# TASK OBJECTIVE:
Which lines in the records below contain the word "this"? Copy each of them.

(Records from a dataset)
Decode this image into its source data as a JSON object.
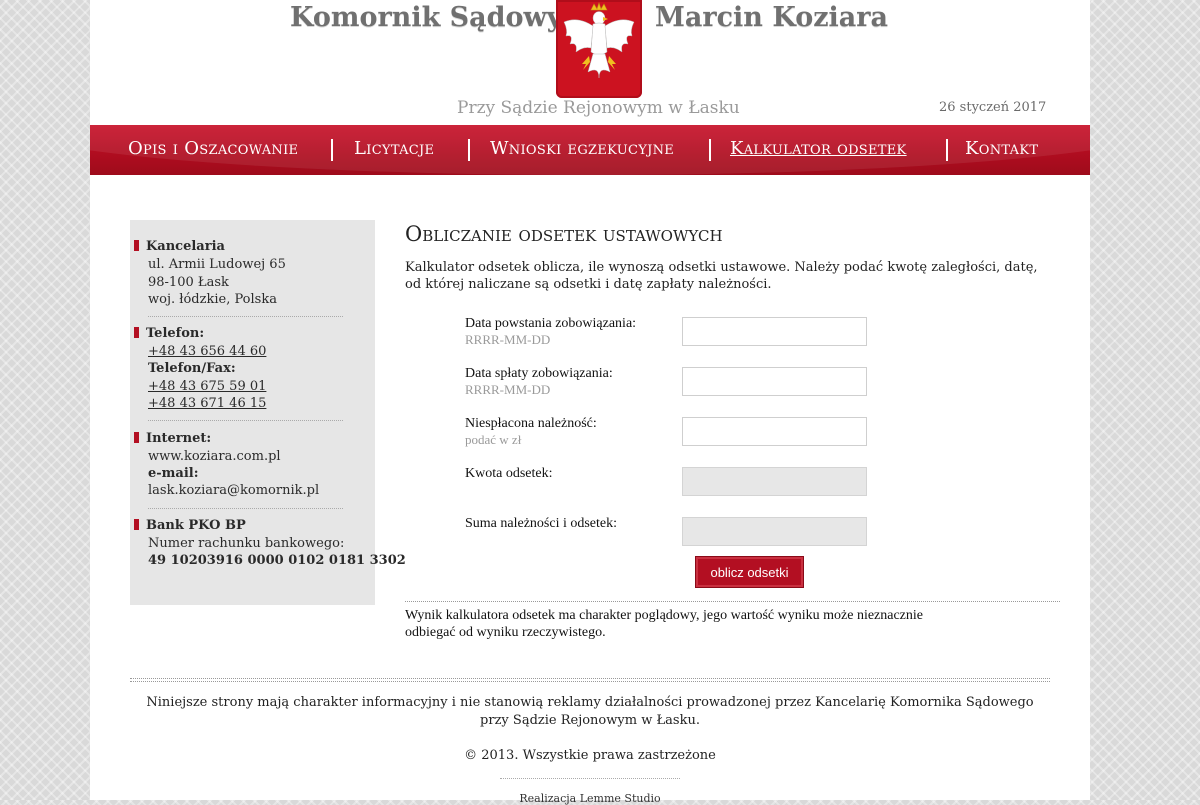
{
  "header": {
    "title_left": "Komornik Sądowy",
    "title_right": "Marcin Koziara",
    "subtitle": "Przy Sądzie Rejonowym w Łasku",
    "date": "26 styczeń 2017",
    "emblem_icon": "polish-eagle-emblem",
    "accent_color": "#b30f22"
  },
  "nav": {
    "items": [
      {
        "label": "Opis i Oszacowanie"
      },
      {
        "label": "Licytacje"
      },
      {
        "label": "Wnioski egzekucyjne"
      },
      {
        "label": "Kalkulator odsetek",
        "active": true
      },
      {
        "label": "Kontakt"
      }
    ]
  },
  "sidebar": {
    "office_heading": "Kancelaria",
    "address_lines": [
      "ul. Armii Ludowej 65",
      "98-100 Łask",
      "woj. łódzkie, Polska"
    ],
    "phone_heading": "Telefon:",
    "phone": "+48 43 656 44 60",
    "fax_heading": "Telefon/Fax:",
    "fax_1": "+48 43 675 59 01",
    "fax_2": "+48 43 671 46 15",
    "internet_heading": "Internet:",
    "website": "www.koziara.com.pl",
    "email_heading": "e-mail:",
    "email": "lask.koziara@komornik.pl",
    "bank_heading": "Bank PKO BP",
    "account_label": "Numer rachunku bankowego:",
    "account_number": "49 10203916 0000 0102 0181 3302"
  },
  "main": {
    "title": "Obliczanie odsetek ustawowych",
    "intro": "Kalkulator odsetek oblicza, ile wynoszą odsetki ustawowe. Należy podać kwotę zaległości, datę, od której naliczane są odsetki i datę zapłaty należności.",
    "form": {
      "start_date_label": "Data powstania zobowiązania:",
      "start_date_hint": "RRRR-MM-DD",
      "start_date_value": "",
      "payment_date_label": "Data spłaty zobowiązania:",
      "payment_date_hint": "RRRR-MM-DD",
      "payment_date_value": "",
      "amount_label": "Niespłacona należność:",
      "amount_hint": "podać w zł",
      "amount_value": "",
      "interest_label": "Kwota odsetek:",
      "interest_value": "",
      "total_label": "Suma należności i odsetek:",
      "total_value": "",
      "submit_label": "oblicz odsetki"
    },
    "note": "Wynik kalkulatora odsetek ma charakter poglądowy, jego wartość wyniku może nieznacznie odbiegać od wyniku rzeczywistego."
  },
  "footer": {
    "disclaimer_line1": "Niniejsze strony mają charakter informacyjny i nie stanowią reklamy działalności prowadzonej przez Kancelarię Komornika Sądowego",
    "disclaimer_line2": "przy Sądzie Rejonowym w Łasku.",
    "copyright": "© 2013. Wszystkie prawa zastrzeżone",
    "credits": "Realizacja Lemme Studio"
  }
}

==

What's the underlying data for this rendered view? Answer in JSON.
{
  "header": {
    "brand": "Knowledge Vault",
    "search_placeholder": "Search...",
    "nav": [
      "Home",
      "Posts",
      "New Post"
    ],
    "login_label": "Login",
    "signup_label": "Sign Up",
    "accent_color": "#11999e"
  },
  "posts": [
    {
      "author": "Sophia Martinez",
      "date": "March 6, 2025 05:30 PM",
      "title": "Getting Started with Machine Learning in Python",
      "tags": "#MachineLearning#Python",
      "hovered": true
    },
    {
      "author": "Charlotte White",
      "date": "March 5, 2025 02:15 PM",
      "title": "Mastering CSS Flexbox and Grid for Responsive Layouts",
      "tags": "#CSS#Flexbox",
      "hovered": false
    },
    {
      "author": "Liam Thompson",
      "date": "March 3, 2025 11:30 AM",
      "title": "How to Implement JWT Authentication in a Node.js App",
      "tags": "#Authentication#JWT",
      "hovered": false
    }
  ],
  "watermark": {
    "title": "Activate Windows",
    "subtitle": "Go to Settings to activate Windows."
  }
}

# RESULT:
Decode this image into its source data as a JSON object.
What's the underlying data for this rendered view? Answer in JSON.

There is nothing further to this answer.